# YOUR ASSIGNMENT
Reproduce the data that follows character for character, but omit its pictures.

(Stored dataset items)
----
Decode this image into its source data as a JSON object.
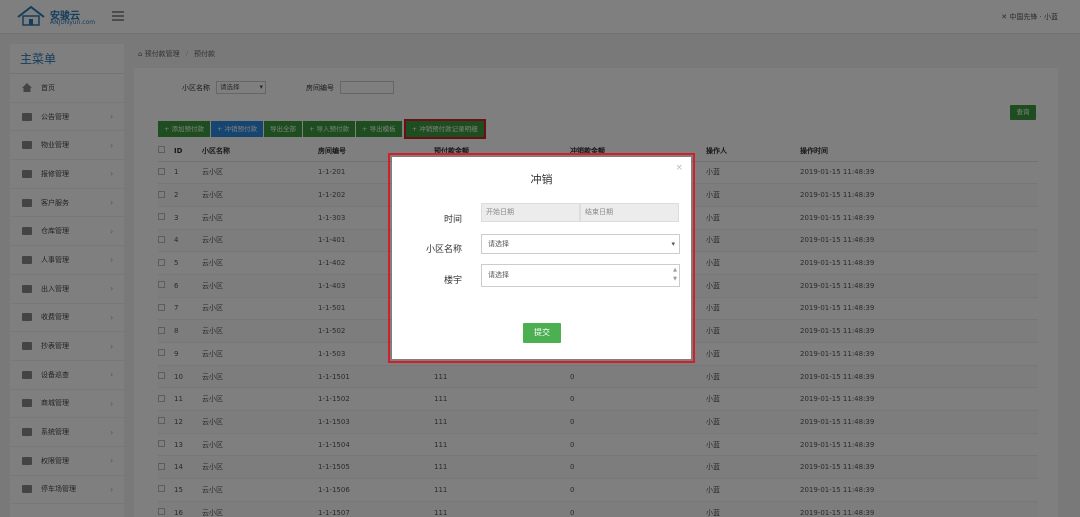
{
  "header": {
    "logo_name": "安骏云",
    "logo_sub": "ANJUNyun.com",
    "right_text": "✕ 中国先锋 · 小蓝"
  },
  "sidebar": {
    "title": "主菜单",
    "items": [
      {
        "label": "首页",
        "icon": "home-icon"
      },
      {
        "label": "公告管理",
        "icon": "folder-icon"
      },
      {
        "label": "物业管理",
        "icon": "folder-icon"
      },
      {
        "label": "报修管理",
        "icon": "folder-icon"
      },
      {
        "label": "客户服务",
        "icon": "folder-icon"
      },
      {
        "label": "仓库管理",
        "icon": "folder-icon"
      },
      {
        "label": "人事管理",
        "icon": "folder-icon"
      },
      {
        "label": "出入管理",
        "icon": "folder-icon"
      },
      {
        "label": "收费管理",
        "icon": "folder-icon"
      },
      {
        "label": "抄表管理",
        "icon": "folder-icon"
      },
      {
        "label": "设备巡查",
        "icon": "folder-icon"
      },
      {
        "label": "商城管理",
        "icon": "folder-icon"
      },
      {
        "label": "系统管理",
        "icon": "folder-icon"
      },
      {
        "label": "权限管理",
        "icon": "folder-icon"
      },
      {
        "label": "停车场管理",
        "icon": "folder-icon"
      }
    ]
  },
  "breadcrumb": {
    "parent": "预付款管理",
    "current": "预付款"
  },
  "filters": {
    "community_label": "小区名称",
    "community_value": "请选择",
    "house_label": "房间编号"
  },
  "query_label": "查询",
  "toolbar": {
    "buttons": [
      "添加预付款",
      "冲销预付款",
      "导出全部",
      "导入预付款",
      "导出模板",
      "冲销预付款记录明细"
    ]
  },
  "table": {
    "headers": [
      "ID",
      "小区名称",
      "房间编号",
      "预付款金额",
      "冲销款金额",
      "操作人",
      "操作时间"
    ],
    "rows": [
      [
        "1",
        "云小区",
        "1-1-201",
        "",
        "",
        "小蓝",
        "2019-01-15 11:48:39"
      ],
      [
        "2",
        "云小区",
        "1-1-202",
        "",
        "",
        "小蓝",
        "2019-01-15 11:48:39"
      ],
      [
        "3",
        "云小区",
        "1-1-303",
        "",
        "",
        "小蓝",
        "2019-01-15 11:48:39"
      ],
      [
        "4",
        "云小区",
        "1-1-401",
        "",
        "",
        "小蓝",
        "2019-01-15 11:48:39"
      ],
      [
        "5",
        "云小区",
        "1-1-402",
        "",
        "",
        "小蓝",
        "2019-01-15 11:48:39"
      ],
      [
        "6",
        "云小区",
        "1-1-403",
        "",
        "",
        "小蓝",
        "2019-01-15 11:48:39"
      ],
      [
        "7",
        "云小区",
        "1-1-501",
        "",
        "",
        "小蓝",
        "2019-01-15 11:48:39"
      ],
      [
        "8",
        "云小区",
        "1-1-502",
        "",
        "",
        "小蓝",
        "2019-01-15 11:48:39"
      ],
      [
        "9",
        "云小区",
        "1-1-503",
        "",
        "",
        "小蓝",
        "2019-01-15 11:48:39"
      ],
      [
        "10",
        "云小区",
        "1-1-1501",
        "111",
        "0",
        "小蓝",
        "2019-01-15 11:48:39"
      ],
      [
        "11",
        "云小区",
        "1-1-1502",
        "111",
        "0",
        "小蓝",
        "2019-01-15 11:48:39"
      ],
      [
        "12",
        "云小区",
        "1-1-1503",
        "111",
        "0",
        "小蓝",
        "2019-01-15 11:48:39"
      ],
      [
        "13",
        "云小区",
        "1-1-1504",
        "111",
        "0",
        "小蓝",
        "2019-01-15 11:48:39"
      ],
      [
        "14",
        "云小区",
        "1-1-1505",
        "111",
        "0",
        "小蓝",
        "2019-01-15 11:48:39"
      ],
      [
        "15",
        "云小区",
        "1-1-1506",
        "111",
        "0",
        "小蓝",
        "2019-01-15 11:48:39"
      ],
      [
        "16",
        "云小区",
        "1-1-1507",
        "111",
        "0",
        "小蓝",
        "2019-01-15 11:48:39"
      ]
    ]
  },
  "modal": {
    "title": "冲销",
    "time_label": "时间",
    "start_placeholder": "开始日期",
    "end_placeholder": "结束日期",
    "community_label": "小区名称",
    "community_value": "请选择",
    "building_label": "楼宇",
    "building_value": "请选择",
    "submit_label": "提交",
    "close": "×"
  },
  "colors": {
    "primary_green": "#3c9b3f",
    "primary_blue": "#2a8be0",
    "highlight_red": "#d0202a",
    "submit_green": "#4caf50"
  }
}
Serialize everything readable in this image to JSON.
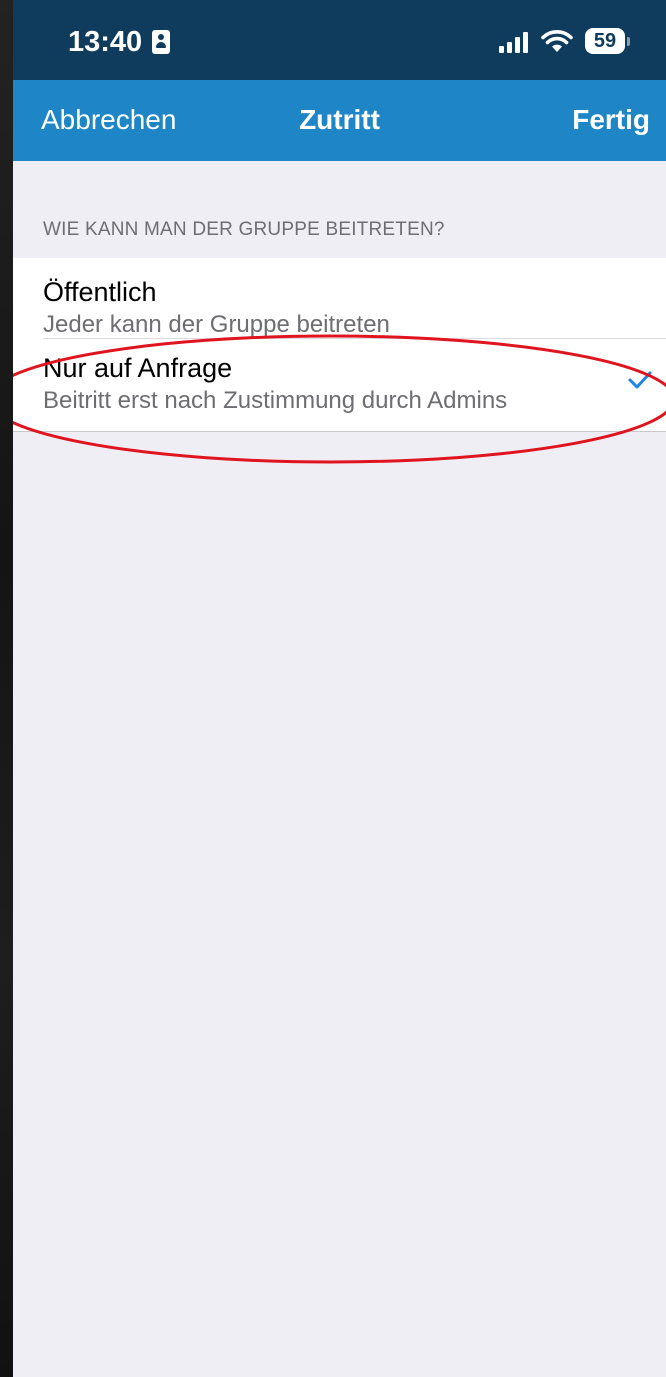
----
# ANSWER SPACE
Decode this image into its source data as a JSON object.
{
  "header": {
    "logo_name": "安骏云",
    "logo_sub": "ANJUNyun.com",
    "right_text": "✕ 中国先锋 · 小蓝"
  },
  "sidebar": {
    "title": "主菜单",
    "items": [
      {
        "label": "首页",
        "icon": "home-icon"
      },
      {
        "label": "公告管理",
        "icon": "folder-icon"
      },
      {
        "label": "物业管理",
        "icon": "folder-icon"
      },
      {
        "label": "报修管理",
        "icon": "folder-icon"
      },
      {
        "label": "客户服务",
        "icon": "folder-icon"
      },
      {
        "label": "仓库管理",
        "icon": "folder-icon"
      },
      {
        "label": "人事管理",
        "icon": "folder-icon"
      },
      {
        "label": "出入管理",
        "icon": "folder-icon"
      },
      {
        "label": "收费管理",
        "icon": "folder-icon"
      },
      {
        "label": "抄表管理",
        "icon": "folder-icon"
      },
      {
        "label": "设备巡查",
        "icon": "folder-icon"
      },
      {
        "label": "商城管理",
        "icon": "folder-icon"
      },
      {
        "label": "系统管理",
        "icon": "folder-icon"
      },
      {
        "label": "权限管理",
        "icon": "folder-icon"
      },
      {
        "label": "停车场管理",
        "icon": "folder-icon"
      }
    ]
  },
  "breadcrumb": {
    "parent": "预付款管理",
    "current": "预付款"
  },
  "filters": {
    "community_label": "小区名称",
    "community_value": "请选择",
    "house_label": "房间编号"
  },
  "query_label": "查询",
  "toolbar": {
    "buttons": [
      "添加预付款",
      "冲销预付款",
      "导出全部",
      "导入预付款",
      "导出模板",
      "冲销预付款记录明细"
    ]
  },
  "table": {
    "headers": [
      "ID",
      "小区名称",
      "房间编号",
      "预付款金额",
      "冲销款金额",
      "操作人",
      "操作时间"
    ],
    "rows": [
      [
        "1",
        "云小区",
        "1-1-201",
        "",
        "",
        "小蓝",
        "2019-01-15 11:48:39"
      ],
      [
        "2",
        "云小区",
        "1-1-202",
        "",
        "",
        "小蓝",
        "2019-01-15 11:48:39"
      ],
      [
        "3",
        "云小区",
        "1-1-303",
        "",
        "",
        "小蓝",
        "2019-01-15 11:48:39"
      ],
      [
        "4",
        "云小区",
        "1-1-401",
        "",
        "",
        "小蓝",
        "2019-01-15 11:48:39"
      ],
      [
        "5",
        "云小区",
        "1-1-402",
        "",
        "",
        "小蓝",
        "2019-01-15 11:48:39"
      ],
      [
        "6",
        "云小区",
        "1-1-403",
        "",
        "",
        "小蓝",
        "2019-01-15 11:48:39"
      ],
      [
        "7",
        "云小区",
        "1-1-501",
        "",
        "",
        "小蓝",
        "2019-01-15 11:48:39"
      ],
      [
        "8",
        "云小区",
        "1-1-502",
        "",
        "",
        "小蓝",
        "2019-01-15 11:48:39"
      ],
      [
        "9",
        "云小区",
        "1-1-503",
        "",
        "",
        "小蓝",
        "2019-01-15 11:48:39"
      ],
      [
        "10",
        "云小区",
        "1-1-1501",
        "111",
        "0",
        "小蓝",
        "2019-01-15 11:48:39"
      ],
      [
        "11",
        "云小区",
        "1-1-1502",
        "111",
        "0",
        "小蓝",
        "2019-01-15 11:48:39"
      ],
      [
        "12",
        "云小区",
        "1-1-1503",
        "111",
        "0",
        "小蓝",
        "2019-01-15 11:48:39"
      ],
      [
        "13",
        "云小区",
        "1-1-1504",
        "111",
        "0",
        "小蓝",
        "2019-01-15 11:48:39"
      ],
      [
        "14",
        "云小区",
        "1-1-1505",
        "111",
        "0",
        "小蓝",
        "2019-01-15 11:48:39"
      ],
      [
        "15",
        "云小区",
        "1-1-1506",
        "111",
        "0",
        "小蓝",
        "2019-01-15 11:48:39"
      ],
      [
        "16",
        "云小区",
        "1-1-1507",
        "111",
        "0",
        "小蓝",
        "2019-01-15 11:48:39"
      ]
    ]
  },
  "modal": {
    "title": "冲销",
    "time_label": "时间",
    "start_placeholder": "开始日期",
    "end_placeholder": "结束日期",
    "community_label": "小区名称",
    "community_value": "请选择",
    "building_label": "楼宇",
    "building_value": "请选择",
    "submit_label": "提交",
    "close": "×"
  },
  "colors": {
    "primary_green": "#3c9b3f",
    "primary_blue": "#2a8be0",
    "highlight_red": "#d0202a",
    "submit_green": "#4caf50"
  }
}
Serialize everything readable in this image to JSON.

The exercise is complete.